Exercise aim =
Your answer must be the listing repeated word for word, without its pictures.
####################
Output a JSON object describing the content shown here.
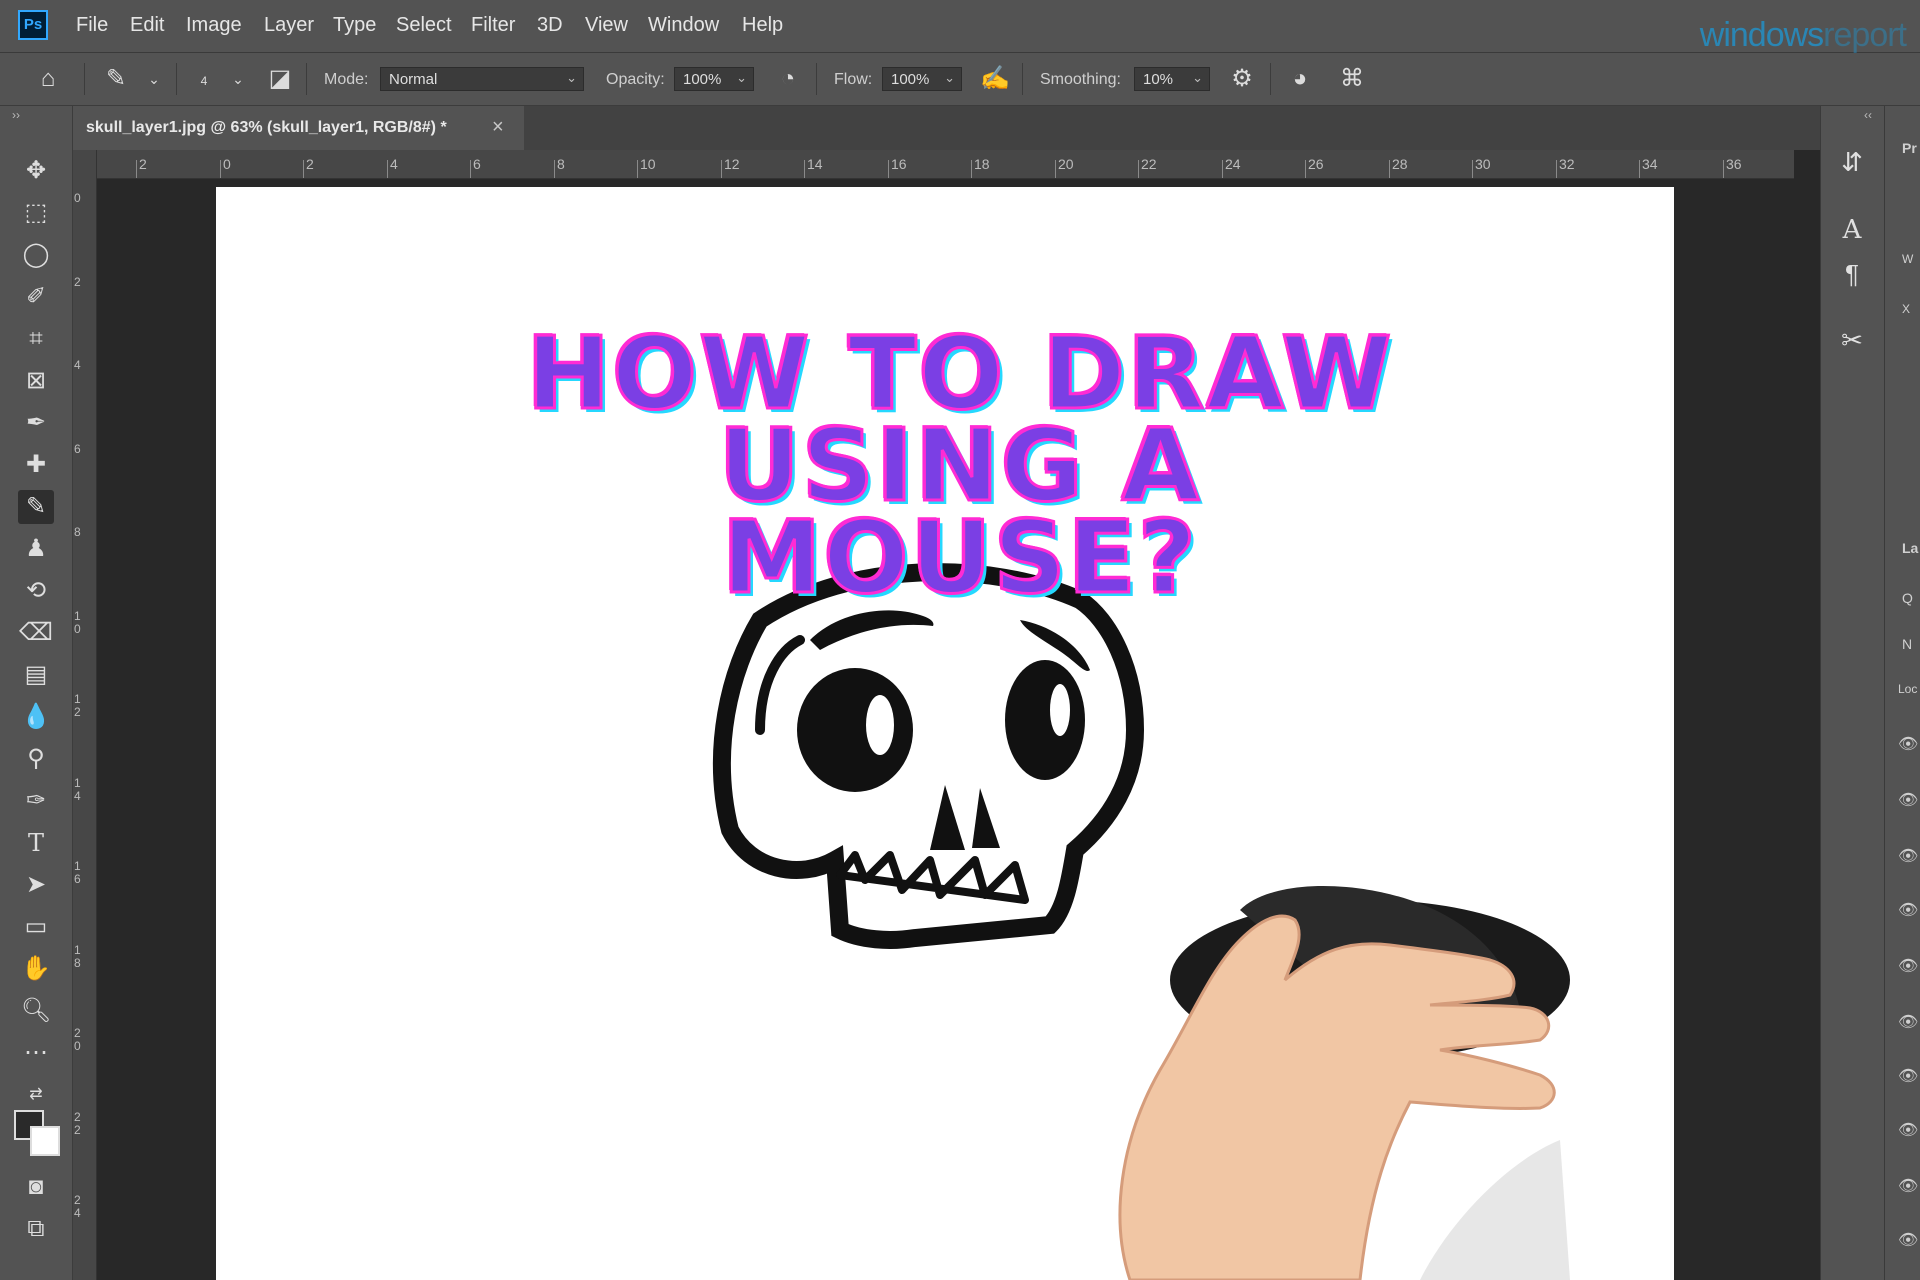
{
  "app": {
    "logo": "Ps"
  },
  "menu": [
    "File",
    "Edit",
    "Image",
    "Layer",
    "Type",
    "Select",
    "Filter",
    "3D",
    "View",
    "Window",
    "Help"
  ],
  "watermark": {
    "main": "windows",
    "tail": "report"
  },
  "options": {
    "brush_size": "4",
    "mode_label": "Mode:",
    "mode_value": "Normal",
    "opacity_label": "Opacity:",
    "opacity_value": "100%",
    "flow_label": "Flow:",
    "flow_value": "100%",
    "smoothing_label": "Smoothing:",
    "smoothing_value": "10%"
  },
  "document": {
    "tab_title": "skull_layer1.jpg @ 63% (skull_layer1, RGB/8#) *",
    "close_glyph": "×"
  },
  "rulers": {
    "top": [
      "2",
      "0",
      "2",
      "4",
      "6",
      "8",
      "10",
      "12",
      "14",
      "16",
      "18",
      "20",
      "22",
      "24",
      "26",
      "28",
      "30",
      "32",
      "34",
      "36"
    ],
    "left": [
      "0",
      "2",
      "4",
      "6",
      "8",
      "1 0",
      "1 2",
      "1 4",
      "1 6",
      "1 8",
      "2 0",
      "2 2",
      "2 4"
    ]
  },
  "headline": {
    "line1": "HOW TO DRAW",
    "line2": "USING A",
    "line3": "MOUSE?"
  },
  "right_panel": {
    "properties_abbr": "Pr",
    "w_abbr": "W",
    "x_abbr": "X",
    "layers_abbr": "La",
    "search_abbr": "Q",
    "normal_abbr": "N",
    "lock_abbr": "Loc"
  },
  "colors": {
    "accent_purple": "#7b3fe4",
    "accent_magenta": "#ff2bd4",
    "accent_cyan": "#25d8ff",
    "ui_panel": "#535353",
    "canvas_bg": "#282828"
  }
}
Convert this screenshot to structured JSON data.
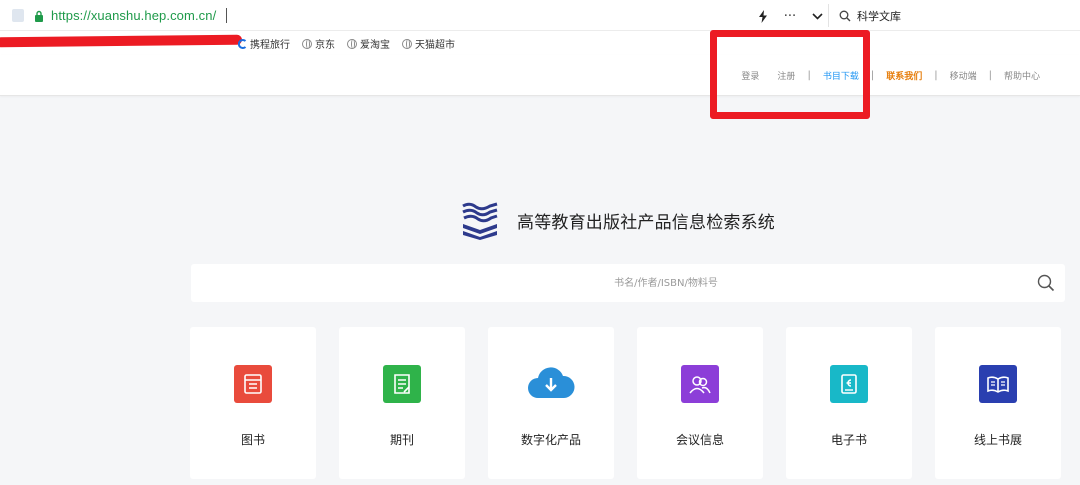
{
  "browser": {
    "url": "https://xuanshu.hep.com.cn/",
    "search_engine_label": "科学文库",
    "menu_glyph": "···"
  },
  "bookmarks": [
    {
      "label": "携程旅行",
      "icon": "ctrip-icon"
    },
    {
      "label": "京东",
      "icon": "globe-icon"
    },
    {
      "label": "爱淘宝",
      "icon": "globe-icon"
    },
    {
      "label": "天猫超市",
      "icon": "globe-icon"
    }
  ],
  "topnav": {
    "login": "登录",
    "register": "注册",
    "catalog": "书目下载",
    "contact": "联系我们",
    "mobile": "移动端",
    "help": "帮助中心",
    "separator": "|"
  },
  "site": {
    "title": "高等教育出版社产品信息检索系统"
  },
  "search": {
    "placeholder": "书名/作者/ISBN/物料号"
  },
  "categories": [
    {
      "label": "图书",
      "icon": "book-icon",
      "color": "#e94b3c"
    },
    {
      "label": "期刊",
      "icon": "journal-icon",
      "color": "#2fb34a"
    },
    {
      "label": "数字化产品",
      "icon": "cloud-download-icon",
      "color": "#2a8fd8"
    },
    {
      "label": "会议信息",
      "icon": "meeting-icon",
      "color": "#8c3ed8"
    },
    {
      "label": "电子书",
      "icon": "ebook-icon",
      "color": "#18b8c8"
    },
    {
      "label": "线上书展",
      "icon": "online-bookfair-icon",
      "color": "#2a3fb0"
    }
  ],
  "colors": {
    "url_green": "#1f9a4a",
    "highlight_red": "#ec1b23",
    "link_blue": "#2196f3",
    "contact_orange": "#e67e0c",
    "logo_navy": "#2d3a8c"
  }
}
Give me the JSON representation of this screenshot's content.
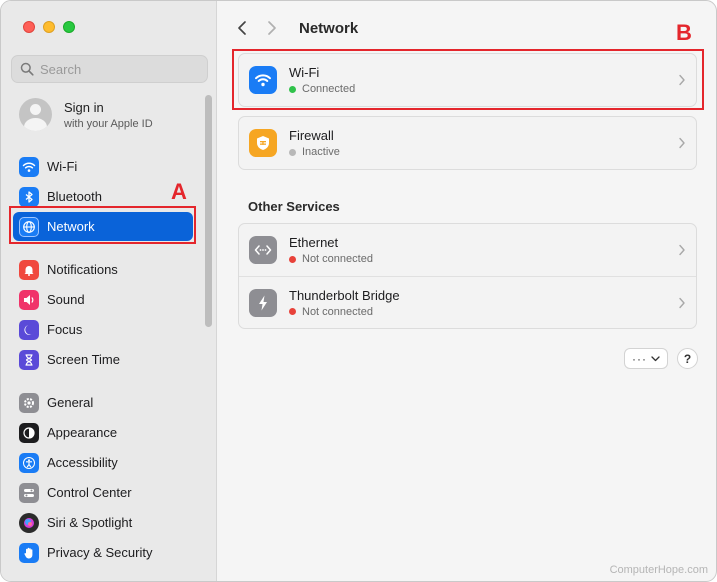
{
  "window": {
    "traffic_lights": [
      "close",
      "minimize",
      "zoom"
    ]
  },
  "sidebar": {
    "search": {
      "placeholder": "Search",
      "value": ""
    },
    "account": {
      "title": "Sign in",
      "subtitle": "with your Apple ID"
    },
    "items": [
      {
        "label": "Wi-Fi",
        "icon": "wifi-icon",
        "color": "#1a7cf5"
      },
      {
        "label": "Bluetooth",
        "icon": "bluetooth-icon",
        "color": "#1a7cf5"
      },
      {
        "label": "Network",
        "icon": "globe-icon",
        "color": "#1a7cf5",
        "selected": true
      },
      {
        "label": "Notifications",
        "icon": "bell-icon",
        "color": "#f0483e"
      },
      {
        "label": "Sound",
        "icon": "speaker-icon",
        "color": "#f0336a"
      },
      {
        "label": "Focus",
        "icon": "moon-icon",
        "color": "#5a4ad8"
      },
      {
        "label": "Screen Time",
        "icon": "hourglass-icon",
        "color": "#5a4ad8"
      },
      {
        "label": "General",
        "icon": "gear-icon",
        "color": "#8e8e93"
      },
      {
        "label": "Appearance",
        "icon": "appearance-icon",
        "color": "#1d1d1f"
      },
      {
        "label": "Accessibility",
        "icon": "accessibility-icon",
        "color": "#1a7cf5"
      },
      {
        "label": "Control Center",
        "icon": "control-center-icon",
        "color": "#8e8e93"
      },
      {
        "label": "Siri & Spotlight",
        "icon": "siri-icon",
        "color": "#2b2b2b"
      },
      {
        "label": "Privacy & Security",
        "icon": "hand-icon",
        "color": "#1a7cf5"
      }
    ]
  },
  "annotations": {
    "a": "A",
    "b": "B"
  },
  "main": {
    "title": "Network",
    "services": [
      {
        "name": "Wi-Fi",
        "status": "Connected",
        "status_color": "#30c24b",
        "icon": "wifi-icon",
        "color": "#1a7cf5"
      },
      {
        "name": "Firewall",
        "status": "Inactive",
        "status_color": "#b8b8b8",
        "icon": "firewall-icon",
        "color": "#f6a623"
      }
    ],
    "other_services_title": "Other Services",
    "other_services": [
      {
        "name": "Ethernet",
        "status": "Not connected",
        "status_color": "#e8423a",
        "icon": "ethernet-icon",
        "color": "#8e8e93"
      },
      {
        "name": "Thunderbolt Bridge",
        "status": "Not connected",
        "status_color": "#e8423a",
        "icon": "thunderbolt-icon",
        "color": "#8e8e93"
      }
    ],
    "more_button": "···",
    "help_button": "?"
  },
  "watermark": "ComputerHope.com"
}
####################
Answer section =
Output a JSON object describing the content shown here.
{
  "app": {
    "logo": "Ps"
  },
  "menu": [
    "File",
    "Edit",
    "Image",
    "Layer",
    "Type",
    "Select",
    "Filter",
    "3D",
    "View",
    "Window",
    "Help"
  ],
  "watermark": {
    "main": "windows",
    "tail": "report"
  },
  "options": {
    "brush_size": "4",
    "mode_label": "Mode:",
    "mode_value": "Normal",
    "opacity_label": "Opacity:",
    "opacity_value": "100%",
    "flow_label": "Flow:",
    "flow_value": "100%",
    "smoothing_label": "Smoothing:",
    "smoothing_value": "10%"
  },
  "document": {
    "tab_title": "skull_layer1.jpg @ 63% (skull_layer1, RGB/8#) *",
    "close_glyph": "×"
  },
  "rulers": {
    "top": [
      "2",
      "0",
      "2",
      "4",
      "6",
      "8",
      "10",
      "12",
      "14",
      "16",
      "18",
      "20",
      "22",
      "24",
      "26",
      "28",
      "30",
      "32",
      "34",
      "36"
    ],
    "left": [
      "0",
      "2",
      "4",
      "6",
      "8",
      "1 0",
      "1 2",
      "1 4",
      "1 6",
      "1 8",
      "2 0",
      "2 2",
      "2 4"
    ]
  },
  "headline": {
    "line1": "HOW TO DRAW",
    "line2": "USING A",
    "line3": "MOUSE?"
  },
  "right_panel": {
    "properties_abbr": "Pr",
    "w_abbr": "W",
    "x_abbr": "X",
    "layers_abbr": "La",
    "search_abbr": "Q",
    "normal_abbr": "N",
    "lock_abbr": "Loc"
  },
  "colors": {
    "accent_purple": "#7b3fe4",
    "accent_magenta": "#ff2bd4",
    "accent_cyan": "#25d8ff",
    "ui_panel": "#535353",
    "canvas_bg": "#282828"
  }
}
Convert this screenshot to structured JSON data.
{
  "browser": {
    "url": "https://xuanshu.hep.com.cn/",
    "search_engine_label": "科学文库",
    "menu_glyph": "···"
  },
  "bookmarks": [
    {
      "label": "携程旅行",
      "icon": "ctrip-icon"
    },
    {
      "label": "京东",
      "icon": "globe-icon"
    },
    {
      "label": "爱淘宝",
      "icon": "globe-icon"
    },
    {
      "label": "天猫超市",
      "icon": "globe-icon"
    }
  ],
  "topnav": {
    "login": "登录",
    "register": "注册",
    "catalog": "书目下载",
    "contact": "联系我们",
    "mobile": "移动端",
    "help": "帮助中心",
    "separator": "|"
  },
  "site": {
    "title": "高等教育出版社产品信息检索系统"
  },
  "search": {
    "placeholder": "书名/作者/ISBN/物料号"
  },
  "categories": [
    {
      "label": "图书",
      "icon": "book-icon",
      "color": "#e94b3c"
    },
    {
      "label": "期刊",
      "icon": "journal-icon",
      "color": "#2fb34a"
    },
    {
      "label": "数字化产品",
      "icon": "cloud-download-icon",
      "color": "#2a8fd8"
    },
    {
      "label": "会议信息",
      "icon": "meeting-icon",
      "color": "#8c3ed8"
    },
    {
      "label": "电子书",
      "icon": "ebook-icon",
      "color": "#18b8c8"
    },
    {
      "label": "线上书展",
      "icon": "online-bookfair-icon",
      "color": "#2a3fb0"
    }
  ],
  "colors": {
    "url_green": "#1f9a4a",
    "highlight_red": "#ec1b23",
    "link_blue": "#2196f3",
    "contact_orange": "#e67e0c",
    "logo_navy": "#2d3a8c"
  }
}
Give me the JSON representation of this screenshot's content.
{
  "window": {
    "traffic_lights": [
      "close",
      "minimize",
      "zoom"
    ]
  },
  "sidebar": {
    "search": {
      "placeholder": "Search",
      "value": ""
    },
    "account": {
      "title": "Sign in",
      "subtitle": "with your Apple ID"
    },
    "items": [
      {
        "label": "Wi-Fi",
        "icon": "wifi-icon",
        "color": "#1a7cf5"
      },
      {
        "label": "Bluetooth",
        "icon": "bluetooth-icon",
        "color": "#1a7cf5"
      },
      {
        "label": "Network",
        "icon": "globe-icon",
        "color": "#1a7cf5",
        "selected": true
      },
      {
        "label": "Notifications",
        "icon": "bell-icon",
        "color": "#f0483e"
      },
      {
        "label": "Sound",
        "icon": "speaker-icon",
        "color": "#f0336a"
      },
      {
        "label": "Focus",
        "icon": "moon-icon",
        "color": "#5a4ad8"
      },
      {
        "label": "Screen Time",
        "icon": "hourglass-icon",
        "color": "#5a4ad8"
      },
      {
        "label": "General",
        "icon": "gear-icon",
        "color": "#8e8e93"
      },
      {
        "label": "Appearance",
        "icon": "appearance-icon",
        "color": "#1d1d1f"
      },
      {
        "label": "Accessibility",
        "icon": "accessibility-icon",
        "color": "#1a7cf5"
      },
      {
        "label": "Control Center",
        "icon": "control-center-icon",
        "color": "#8e8e93"
      },
      {
        "label": "Siri & Spotlight",
        "icon": "siri-icon",
        "color": "#2b2b2b"
      },
      {
        "label": "Privacy & Security",
        "icon": "hand-icon",
        "color": "#1a7cf5"
      }
    ]
  },
  "annotations": {
    "a": "A",
    "b": "B"
  },
  "main": {
    "title": "Network",
    "services": [
      {
        "name": "Wi-Fi",
        "status": "Connected",
        "status_color": "#30c24b",
        "icon": "wifi-icon",
        "color": "#1a7cf5"
      },
      {
        "name": "Firewall",
        "status": "Inactive",
        "status_color": "#b8b8b8",
        "icon": "firewall-icon",
        "color": "#f6a623"
      }
    ],
    "other_services_title": "Other Services",
    "other_services": [
      {
        "name": "Ethernet",
        "status": "Not connected",
        "status_color": "#e8423a",
        "icon": "ethernet-icon",
        "color": "#8e8e93"
      },
      {
        "name": "Thunderbolt Bridge",
        "status": "Not connected",
        "status_color": "#e8423a",
        "icon": "thunderbolt-icon",
        "color": "#8e8e93"
      }
    ],
    "more_button": "···",
    "help_button": "?"
  },
  "watermark": "ComputerHope.com"
}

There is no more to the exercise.